━━ Data records

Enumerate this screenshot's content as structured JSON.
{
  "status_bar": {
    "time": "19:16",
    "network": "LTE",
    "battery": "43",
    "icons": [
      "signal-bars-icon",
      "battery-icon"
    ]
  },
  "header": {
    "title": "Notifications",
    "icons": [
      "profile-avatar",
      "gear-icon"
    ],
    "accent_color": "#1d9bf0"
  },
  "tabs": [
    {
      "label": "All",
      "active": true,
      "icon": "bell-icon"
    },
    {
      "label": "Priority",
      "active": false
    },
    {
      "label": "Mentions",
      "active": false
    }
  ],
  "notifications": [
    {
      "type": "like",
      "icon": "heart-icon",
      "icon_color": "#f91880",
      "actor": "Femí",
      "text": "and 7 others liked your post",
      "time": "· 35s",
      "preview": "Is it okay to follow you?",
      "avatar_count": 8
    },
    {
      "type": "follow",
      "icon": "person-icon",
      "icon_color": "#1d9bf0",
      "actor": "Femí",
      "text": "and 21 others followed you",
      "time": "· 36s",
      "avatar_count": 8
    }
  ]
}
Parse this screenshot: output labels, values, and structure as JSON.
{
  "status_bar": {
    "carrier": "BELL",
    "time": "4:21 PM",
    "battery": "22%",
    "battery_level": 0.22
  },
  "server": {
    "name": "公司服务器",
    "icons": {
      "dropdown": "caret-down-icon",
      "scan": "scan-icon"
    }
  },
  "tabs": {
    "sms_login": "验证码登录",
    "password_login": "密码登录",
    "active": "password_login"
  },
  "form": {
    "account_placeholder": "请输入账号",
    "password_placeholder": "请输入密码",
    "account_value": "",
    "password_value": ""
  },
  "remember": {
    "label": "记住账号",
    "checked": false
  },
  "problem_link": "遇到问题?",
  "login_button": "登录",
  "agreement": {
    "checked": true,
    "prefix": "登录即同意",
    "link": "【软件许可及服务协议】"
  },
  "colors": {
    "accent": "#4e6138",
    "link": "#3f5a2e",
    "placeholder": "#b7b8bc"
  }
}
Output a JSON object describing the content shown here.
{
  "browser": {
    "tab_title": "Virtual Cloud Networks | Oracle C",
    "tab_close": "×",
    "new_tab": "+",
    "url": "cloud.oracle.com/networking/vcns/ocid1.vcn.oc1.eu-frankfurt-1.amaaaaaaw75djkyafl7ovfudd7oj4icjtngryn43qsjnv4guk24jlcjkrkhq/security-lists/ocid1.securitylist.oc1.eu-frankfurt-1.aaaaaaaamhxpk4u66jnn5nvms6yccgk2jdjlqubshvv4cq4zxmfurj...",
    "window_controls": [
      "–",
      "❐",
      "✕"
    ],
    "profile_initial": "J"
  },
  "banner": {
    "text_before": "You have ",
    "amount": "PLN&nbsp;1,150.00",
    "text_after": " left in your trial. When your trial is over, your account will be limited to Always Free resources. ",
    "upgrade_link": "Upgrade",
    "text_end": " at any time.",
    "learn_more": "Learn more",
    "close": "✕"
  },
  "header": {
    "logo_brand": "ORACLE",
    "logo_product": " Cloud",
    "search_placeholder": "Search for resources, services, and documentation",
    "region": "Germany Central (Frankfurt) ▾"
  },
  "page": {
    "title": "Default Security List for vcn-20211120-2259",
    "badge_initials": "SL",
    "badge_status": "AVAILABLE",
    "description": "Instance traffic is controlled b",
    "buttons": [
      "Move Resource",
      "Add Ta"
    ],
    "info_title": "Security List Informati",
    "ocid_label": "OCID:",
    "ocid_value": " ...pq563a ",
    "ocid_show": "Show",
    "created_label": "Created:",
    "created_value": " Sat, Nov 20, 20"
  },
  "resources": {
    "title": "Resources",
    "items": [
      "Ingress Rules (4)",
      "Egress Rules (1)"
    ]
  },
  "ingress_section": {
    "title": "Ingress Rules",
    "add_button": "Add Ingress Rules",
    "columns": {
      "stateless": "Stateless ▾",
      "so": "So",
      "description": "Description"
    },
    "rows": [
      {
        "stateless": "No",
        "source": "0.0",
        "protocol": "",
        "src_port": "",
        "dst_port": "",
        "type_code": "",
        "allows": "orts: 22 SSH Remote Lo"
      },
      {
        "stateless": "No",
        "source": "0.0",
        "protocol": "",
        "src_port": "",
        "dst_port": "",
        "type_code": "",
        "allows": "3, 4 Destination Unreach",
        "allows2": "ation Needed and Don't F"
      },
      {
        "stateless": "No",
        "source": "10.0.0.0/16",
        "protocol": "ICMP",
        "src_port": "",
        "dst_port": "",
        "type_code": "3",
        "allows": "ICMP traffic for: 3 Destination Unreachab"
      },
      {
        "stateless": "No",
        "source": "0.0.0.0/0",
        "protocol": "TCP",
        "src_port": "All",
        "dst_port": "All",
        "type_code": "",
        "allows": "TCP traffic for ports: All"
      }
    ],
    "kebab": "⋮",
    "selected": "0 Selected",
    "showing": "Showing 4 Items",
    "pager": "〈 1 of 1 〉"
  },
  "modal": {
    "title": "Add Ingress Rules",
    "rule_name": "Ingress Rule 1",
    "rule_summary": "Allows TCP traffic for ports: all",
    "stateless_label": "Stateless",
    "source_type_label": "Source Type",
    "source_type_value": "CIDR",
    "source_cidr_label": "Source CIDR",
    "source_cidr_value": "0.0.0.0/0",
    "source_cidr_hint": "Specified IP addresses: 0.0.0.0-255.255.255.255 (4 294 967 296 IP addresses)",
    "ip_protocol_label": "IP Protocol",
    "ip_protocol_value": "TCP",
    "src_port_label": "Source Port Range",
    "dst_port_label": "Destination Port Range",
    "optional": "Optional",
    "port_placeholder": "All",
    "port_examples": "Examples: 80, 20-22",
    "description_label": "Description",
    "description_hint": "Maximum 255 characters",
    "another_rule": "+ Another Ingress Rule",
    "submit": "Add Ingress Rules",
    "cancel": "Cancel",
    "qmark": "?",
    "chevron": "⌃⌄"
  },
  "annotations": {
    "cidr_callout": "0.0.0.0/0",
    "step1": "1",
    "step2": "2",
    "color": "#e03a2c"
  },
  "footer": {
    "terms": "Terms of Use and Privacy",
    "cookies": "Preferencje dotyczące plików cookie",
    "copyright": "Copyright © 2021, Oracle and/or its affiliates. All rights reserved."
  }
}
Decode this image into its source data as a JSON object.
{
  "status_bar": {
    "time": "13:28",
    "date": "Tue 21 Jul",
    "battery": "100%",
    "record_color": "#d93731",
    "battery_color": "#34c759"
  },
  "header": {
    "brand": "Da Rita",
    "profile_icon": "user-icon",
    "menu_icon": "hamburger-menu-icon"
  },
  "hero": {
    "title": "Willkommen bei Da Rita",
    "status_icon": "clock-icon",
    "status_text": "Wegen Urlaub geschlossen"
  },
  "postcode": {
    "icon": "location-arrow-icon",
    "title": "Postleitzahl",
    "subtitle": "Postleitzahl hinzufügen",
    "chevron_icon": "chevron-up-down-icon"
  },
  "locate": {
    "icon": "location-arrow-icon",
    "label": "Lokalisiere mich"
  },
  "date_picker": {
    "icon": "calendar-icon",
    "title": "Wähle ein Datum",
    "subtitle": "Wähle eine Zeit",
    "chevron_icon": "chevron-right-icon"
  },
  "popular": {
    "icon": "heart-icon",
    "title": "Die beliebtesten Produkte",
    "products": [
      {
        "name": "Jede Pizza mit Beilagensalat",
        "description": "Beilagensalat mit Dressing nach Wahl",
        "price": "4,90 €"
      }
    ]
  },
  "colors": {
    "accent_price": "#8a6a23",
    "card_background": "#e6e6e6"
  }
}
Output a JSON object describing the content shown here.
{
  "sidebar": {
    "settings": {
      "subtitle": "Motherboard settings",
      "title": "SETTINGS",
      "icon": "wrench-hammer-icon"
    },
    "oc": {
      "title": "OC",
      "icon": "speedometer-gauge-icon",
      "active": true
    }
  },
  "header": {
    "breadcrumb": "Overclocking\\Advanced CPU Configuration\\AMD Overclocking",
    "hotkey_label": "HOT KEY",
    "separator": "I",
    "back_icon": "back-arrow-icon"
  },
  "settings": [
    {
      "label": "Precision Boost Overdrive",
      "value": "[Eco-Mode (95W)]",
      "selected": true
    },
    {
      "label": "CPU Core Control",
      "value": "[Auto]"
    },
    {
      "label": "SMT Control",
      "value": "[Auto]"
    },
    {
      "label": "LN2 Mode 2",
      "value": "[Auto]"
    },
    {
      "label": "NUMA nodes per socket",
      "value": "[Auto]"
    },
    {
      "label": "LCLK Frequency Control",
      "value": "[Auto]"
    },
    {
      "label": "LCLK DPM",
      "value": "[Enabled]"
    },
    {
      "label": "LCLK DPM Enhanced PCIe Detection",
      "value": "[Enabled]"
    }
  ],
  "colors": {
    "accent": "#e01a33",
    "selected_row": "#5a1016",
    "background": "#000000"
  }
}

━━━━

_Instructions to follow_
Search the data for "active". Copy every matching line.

_Response to this exercise_
      "active": true,
      "active": false
      "active": false
    "active": "password_login"
      "active": true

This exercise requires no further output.